Instructions to follow: Work out how many lines in the records include the word "title", then answer with nothing but that number.
━━━━━━━━
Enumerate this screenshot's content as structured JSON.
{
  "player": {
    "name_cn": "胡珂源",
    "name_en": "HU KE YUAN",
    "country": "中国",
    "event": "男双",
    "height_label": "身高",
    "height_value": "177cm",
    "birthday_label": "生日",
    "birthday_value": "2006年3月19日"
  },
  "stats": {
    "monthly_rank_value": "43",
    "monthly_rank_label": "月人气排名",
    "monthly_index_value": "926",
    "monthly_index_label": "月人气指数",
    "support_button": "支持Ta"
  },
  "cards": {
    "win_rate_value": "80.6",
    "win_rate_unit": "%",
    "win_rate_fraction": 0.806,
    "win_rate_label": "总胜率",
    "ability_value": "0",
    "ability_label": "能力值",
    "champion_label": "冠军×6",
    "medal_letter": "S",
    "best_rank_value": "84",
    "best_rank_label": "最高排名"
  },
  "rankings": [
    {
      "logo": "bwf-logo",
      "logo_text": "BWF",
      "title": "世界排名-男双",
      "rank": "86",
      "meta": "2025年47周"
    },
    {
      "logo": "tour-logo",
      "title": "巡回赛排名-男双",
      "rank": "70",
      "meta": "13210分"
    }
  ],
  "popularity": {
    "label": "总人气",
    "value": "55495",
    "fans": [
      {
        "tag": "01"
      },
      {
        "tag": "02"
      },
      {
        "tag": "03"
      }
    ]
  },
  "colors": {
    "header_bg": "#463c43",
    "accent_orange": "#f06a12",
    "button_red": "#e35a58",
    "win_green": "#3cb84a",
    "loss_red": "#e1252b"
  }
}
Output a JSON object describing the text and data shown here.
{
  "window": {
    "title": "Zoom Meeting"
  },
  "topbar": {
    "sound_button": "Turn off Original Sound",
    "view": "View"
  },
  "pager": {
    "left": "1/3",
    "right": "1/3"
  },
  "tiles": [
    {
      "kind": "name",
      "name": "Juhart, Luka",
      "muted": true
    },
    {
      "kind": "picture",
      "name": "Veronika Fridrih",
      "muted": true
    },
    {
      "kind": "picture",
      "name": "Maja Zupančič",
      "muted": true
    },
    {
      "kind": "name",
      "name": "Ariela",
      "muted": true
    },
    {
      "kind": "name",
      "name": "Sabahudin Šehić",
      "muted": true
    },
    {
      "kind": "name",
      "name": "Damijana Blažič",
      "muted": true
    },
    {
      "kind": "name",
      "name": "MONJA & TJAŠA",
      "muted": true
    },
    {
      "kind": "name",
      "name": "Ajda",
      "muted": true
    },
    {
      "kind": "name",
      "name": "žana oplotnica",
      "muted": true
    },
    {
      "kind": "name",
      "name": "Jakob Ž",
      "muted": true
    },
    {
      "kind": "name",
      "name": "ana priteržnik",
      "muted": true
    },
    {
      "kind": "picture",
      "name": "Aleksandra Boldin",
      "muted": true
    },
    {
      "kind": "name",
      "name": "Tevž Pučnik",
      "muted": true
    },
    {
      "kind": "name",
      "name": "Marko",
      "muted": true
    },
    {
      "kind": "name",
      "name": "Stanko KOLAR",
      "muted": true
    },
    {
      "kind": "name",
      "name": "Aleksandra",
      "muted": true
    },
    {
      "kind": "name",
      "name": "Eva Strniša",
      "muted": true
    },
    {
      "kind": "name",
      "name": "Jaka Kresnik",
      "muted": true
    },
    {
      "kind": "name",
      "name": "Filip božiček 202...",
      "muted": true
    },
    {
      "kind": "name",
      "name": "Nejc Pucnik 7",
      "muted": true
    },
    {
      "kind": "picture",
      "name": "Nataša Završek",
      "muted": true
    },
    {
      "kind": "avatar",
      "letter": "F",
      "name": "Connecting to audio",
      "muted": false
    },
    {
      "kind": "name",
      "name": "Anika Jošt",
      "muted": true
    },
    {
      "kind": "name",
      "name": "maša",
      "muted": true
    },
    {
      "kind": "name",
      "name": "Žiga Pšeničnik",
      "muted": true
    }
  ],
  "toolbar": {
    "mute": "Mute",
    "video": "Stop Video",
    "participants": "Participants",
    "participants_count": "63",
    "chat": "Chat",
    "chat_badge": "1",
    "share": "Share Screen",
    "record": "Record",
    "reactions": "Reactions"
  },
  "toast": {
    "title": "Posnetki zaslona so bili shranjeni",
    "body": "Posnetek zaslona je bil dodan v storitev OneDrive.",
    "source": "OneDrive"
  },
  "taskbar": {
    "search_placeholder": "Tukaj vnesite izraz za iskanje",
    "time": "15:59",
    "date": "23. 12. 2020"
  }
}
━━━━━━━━
Solution: 4